The shortfall in Britain's trade in goods in May was the widest in any month except last February, driven largely by a £521 million turn for the worse in the oil balance.
Export of crude and oil products held up well, but oil imports jumped by £518 million between April and May to £2.36 billion. This turned a £201 million surplus from April into a £320 million deficit.
National Statistics attributed the downturn to lower production coinciding with some stockbuilding of crude oil.
Overall, the combined deficit on trade in goods and services was £991 million higher than in April at £4.41 billion, despite a £194 million improvement on trade in services, which carried the month's surplus to £2.33 billion. Trade in goods alone worsened by £1.18 billion making the shortfall £4.41 billion in a month when imports hit an all-time record of £35.45 billion. The biggest single factor in this was a £236 million increase in imports of cars.

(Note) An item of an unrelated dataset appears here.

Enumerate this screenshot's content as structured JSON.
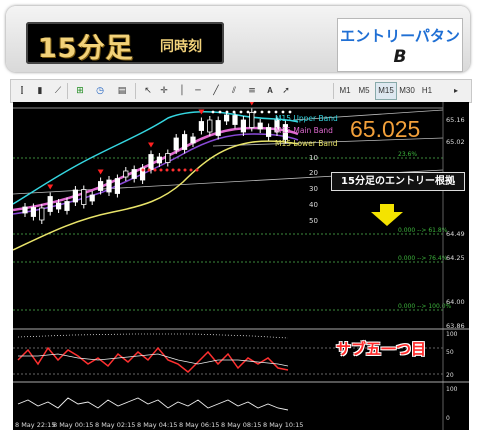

Total exports of goods fell by £135 million to £21.19 billion, while total imports of goods rose by four per cent to a record £27.94 billion.
Exports to EU countries fell by one per cent, while imports rose by 4.5 per cent. Sales to non-EU countries were unchanged, but imports were three per cent higher. NS repeated its warning that the continuing VAT "carousel" fraud is skewing the balance between EU and non-EU trade and the effect is even harder to estimate now that these activities have spread to non-EU countries including Switzerland and Dubai.
The EU tax commissioner, Laszlo Kovacs, warned yesterday that the fraud is wrecking Europe's VAT system, which needs to be overhauled to prevent criminals from stealing tens of billions of euros from EU governments.
On a three-monthly comparison the trend in Britain's trade looks less gloomy than the numbers for May taken on their own. Taking goods and services together, the deficit narrowed to £11.4 billion from £12.7 billion in December/February.